For many American voters with disabilities, simply getting to their polling place on Tuesday is only the beginning of their struggle. As a result, voter participation has consistently been lower among citizens with disabilities, resulting in less-representative elections.
“I talk to people who have disabilities who just don’t vote anymore," Martin Odian, a longtime elections officer in Menlo Park, California, told The Huffington Post on Tuesday. "It’s too frustrating and too hard to get in.”
A 2013 report authored by Rutgers professor Lisa Schur for The Presidential Commission on Election Administration said that among people with disabilities who had registered to vote in 2012, only 82.1 percent of those actually voted; by contrast, 87.5 percent of registered voters without disabilities had voted. The report went on to say there could be as many as 3 million more voters with disabilities if they voted at the same rate as "otherwise-similar people without disabilities."
"The trouble with voting is, today is it. There’s no do-over tomorrow," Curtis Decker, executive director of the National Disability Rights Network told The Huffington Post. "If people are denied their right to vote today, they’ve been disenfranchised.”
Odian, who identifies as having a learning disability himself, said that in the 12 years since the passing of the Help America Vote Act (HAVA), which ushered in sweeping reforms aimed at improving voting systems and voter access, improvements have been negligible in the voting experience for people with disabilities.
"Just a few years ago, we had to take the [voting unit for people with disabilities] from our site out to the parking lot so someone could vote at the car,” Odian said.
Even though there's more awareness about voting challenges for people with disabilities, attorney Melissa Picciola with the Chicago-based group Equip for Equality said voters with disabilities "continue to report the same issues year after year."
Despite national election laws like HAVA in place, Decker said the problem trickles down to the local level, where elections are governed by hyperlocal elections boards. Decker said accessibility can be especially difficult in smaller towns and rural areas where polling stations are often located in church basements, clubs and private homes.
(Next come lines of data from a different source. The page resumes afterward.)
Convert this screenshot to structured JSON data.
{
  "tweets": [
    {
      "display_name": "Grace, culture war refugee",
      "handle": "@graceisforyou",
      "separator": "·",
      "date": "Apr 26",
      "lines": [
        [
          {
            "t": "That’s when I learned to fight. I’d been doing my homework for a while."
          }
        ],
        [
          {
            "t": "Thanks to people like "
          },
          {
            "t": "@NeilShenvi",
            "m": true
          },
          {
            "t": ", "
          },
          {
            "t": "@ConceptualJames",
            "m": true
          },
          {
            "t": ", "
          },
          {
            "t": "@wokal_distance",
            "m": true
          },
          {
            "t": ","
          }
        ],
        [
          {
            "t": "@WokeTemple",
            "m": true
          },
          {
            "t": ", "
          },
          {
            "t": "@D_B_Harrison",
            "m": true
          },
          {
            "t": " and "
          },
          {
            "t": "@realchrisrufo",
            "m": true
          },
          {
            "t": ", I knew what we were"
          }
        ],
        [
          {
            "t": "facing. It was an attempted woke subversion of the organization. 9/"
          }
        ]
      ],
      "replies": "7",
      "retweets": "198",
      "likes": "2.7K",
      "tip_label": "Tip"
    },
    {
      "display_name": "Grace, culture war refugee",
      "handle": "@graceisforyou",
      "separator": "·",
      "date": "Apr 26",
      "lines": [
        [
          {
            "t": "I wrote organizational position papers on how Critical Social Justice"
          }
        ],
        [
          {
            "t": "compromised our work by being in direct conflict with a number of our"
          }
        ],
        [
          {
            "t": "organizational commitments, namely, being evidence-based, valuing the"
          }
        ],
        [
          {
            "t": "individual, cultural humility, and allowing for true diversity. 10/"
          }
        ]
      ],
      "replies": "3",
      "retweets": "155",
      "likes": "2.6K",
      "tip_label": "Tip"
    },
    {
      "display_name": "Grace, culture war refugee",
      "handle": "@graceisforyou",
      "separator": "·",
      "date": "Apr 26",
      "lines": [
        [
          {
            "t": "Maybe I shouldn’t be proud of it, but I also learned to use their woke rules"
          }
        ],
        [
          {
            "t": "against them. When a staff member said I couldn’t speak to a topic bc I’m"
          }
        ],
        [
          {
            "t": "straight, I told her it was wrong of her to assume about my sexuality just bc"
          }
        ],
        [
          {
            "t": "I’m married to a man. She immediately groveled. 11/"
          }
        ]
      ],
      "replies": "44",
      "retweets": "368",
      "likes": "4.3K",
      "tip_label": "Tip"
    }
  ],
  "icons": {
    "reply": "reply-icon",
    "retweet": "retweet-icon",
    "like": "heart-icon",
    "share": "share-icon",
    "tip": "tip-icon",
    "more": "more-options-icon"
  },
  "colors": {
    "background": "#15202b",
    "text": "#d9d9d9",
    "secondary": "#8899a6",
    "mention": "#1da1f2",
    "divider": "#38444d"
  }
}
Beyond a lack of physical accessibility to a polling place, electronic voting machines can also pose a problem. HAVA-mandated machines used for federal elections and meant to assist people with visual impairments or other disabilities can sometimes malfunction, but small towns in particular may not have backup machines to dispatch. In other cases, Picciola said, "voters with disabilities commonly report that the machines aren’t set up, or that the election officers don’t know how to operate them."
For voters with obvious developmental disabilities, Decker said discrimination by election judges who don't think they're eligible is another common issue that can discourage people at the polls.
Even voting laws that purport to curb voter fraud can have the unintended consequence of further disenfranchising voters with disabilities. Decker cited Texas, with its strict voter ID laws, as just one example.
"Voter suppression is a big deal," Decker said. "The biggest population of people without drivers licenses are people with disabilities.”
And though voters with disabilities are a minority, Abilities United Associate Director Sheraden Nicholau notes they're a significant one. "And," Nicholau added, "it’s the only group that any one of us can become a member of at any moment in our lifetime."
Nicholau went on to say that at least 16 percent of the population is considered to have a physical, developmental or learning disability, while the 2010 U.S. Census puts the figure as high as 19 percent, or one in five Americans.
When it comes to changing the voting experience for Americans with disabilities, Decker said relying on absentee voting is not the answer -- visibility is.
"With absentee voting, we lose the PR function of the fact that the disabled community is a powerful voting block," Decker said. "We’re losing that ability to say to the candidates, 'Hey, you need to pay attention to this disability vote.' It’s very, very powerful. We spend billions and billions on disability programs, yet you never hear candidates talk about them in their debates."